**Aim of the task**
Filter the entries down to the lines containing "kind", and copy those lines.

(Entries taken from a collection)
------------------------------------------------------------

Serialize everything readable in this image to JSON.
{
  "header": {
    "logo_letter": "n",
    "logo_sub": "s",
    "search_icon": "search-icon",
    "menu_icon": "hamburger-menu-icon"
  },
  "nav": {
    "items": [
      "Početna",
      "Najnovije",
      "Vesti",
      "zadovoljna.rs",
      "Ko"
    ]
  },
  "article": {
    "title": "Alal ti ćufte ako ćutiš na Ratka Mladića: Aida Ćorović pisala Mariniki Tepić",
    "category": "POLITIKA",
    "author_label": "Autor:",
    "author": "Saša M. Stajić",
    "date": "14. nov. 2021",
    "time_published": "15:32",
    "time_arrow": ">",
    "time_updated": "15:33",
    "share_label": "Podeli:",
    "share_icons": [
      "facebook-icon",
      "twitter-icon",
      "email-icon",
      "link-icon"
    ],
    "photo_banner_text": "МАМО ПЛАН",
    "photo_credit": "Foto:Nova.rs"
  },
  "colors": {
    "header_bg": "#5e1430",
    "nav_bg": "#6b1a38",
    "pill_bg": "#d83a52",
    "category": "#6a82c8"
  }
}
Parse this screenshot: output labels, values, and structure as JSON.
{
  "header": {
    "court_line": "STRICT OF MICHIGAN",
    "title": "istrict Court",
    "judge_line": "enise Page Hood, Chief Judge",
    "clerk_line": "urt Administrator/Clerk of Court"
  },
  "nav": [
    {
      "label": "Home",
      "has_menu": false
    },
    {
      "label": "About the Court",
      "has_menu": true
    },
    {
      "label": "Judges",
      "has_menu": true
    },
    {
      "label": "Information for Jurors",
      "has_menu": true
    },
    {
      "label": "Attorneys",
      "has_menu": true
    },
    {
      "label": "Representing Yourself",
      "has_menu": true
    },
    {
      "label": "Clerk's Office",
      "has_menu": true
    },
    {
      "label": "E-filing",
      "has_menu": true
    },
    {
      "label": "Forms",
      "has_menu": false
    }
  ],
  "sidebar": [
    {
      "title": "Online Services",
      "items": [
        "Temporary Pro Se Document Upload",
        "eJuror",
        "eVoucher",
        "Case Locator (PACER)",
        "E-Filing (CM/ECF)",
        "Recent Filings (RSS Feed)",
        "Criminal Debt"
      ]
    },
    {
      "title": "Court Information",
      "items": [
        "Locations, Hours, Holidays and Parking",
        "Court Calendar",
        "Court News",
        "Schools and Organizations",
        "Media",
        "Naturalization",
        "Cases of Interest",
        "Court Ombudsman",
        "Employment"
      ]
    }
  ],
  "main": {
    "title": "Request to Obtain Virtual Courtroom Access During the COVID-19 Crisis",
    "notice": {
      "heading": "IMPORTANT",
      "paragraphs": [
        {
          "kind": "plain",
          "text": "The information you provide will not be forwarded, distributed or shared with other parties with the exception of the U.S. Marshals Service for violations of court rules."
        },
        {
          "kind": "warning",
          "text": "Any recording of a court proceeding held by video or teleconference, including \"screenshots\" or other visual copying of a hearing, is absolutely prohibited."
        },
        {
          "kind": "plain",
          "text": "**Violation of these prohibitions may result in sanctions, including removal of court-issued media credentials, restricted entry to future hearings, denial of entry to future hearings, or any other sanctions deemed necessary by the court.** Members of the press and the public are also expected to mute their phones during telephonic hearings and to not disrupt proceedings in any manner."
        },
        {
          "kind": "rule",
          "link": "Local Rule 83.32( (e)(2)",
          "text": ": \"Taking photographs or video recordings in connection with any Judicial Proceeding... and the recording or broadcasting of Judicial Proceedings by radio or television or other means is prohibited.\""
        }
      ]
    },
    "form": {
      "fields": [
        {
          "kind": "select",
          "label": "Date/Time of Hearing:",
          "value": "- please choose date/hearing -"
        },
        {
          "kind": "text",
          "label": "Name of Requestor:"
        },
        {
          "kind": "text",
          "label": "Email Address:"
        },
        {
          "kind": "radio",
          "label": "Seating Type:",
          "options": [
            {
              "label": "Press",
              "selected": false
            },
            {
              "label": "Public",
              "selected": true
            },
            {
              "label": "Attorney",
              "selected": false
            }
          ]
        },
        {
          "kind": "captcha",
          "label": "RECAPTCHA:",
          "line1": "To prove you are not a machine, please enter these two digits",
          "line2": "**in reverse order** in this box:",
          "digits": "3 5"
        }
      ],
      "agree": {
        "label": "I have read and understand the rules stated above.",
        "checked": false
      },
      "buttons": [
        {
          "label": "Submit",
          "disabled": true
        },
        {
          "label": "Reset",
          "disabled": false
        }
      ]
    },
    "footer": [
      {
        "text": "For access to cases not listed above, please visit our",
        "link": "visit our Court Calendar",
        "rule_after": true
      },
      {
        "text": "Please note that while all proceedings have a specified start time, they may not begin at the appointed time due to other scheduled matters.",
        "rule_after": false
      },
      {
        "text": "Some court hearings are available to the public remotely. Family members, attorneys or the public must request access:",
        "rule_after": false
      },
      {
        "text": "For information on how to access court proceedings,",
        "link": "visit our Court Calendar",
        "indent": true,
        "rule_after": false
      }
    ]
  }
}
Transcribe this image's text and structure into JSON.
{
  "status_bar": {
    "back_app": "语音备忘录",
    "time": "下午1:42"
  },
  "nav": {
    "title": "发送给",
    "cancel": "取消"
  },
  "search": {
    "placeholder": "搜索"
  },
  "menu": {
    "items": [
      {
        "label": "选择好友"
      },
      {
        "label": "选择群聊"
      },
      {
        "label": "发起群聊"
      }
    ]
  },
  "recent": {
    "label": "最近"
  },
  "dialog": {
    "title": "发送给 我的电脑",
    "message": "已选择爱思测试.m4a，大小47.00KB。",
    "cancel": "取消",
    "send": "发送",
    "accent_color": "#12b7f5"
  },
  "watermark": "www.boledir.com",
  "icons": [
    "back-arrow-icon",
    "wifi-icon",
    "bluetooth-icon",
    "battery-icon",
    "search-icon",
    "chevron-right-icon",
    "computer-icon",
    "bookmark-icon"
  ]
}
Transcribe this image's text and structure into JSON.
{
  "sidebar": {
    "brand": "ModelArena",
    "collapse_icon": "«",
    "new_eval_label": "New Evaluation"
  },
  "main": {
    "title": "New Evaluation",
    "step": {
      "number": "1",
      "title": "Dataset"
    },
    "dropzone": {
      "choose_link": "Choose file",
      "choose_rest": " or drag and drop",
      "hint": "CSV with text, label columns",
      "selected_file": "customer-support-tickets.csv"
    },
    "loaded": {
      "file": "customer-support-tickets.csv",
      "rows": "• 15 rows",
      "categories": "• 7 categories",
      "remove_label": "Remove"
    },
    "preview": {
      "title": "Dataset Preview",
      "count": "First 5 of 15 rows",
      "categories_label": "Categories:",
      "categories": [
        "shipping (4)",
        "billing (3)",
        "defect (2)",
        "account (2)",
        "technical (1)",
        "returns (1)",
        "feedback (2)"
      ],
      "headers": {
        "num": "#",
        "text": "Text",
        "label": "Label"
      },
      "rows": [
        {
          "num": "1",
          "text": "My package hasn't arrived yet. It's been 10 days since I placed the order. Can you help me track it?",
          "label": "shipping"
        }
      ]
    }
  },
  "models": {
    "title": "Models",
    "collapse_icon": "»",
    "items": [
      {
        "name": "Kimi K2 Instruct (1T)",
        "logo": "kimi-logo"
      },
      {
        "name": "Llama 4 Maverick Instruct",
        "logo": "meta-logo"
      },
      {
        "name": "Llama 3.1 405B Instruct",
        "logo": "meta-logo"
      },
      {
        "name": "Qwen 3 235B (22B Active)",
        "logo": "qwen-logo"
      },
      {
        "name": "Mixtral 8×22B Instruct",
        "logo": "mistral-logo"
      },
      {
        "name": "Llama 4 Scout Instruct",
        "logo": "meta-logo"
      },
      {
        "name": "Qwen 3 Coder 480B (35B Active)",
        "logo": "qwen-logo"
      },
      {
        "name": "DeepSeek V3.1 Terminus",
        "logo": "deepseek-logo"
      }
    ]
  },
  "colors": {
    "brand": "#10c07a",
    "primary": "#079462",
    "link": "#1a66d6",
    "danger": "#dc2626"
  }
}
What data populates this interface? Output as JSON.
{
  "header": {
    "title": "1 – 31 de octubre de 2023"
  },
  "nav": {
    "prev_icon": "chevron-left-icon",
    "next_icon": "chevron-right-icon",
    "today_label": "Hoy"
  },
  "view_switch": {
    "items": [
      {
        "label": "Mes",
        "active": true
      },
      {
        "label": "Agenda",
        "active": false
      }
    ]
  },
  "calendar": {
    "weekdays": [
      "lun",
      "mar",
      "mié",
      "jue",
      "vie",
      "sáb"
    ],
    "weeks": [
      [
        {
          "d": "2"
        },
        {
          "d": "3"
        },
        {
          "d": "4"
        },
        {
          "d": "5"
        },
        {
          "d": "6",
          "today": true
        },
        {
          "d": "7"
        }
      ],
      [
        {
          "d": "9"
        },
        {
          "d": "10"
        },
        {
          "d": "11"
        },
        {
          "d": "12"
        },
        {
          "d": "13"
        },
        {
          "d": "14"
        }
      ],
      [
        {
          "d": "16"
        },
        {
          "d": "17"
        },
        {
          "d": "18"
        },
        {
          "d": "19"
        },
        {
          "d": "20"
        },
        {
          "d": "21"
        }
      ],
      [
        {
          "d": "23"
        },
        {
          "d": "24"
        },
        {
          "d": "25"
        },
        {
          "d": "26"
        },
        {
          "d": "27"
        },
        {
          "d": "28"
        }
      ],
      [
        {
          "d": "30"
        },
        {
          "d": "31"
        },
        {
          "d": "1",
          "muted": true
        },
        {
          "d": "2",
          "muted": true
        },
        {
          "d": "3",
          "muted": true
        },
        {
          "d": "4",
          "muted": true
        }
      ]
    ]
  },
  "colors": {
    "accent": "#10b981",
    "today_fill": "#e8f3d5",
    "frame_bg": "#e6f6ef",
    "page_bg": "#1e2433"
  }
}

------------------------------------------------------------

**Exercise output**
          "kind": "plain",
          "kind": "warning",
          "kind": "plain",
          "kind": "rule",
          "kind": "select",
          "kind": "text",
          "kind": "text",
          "kind": "radio",
          "kind": "captcha",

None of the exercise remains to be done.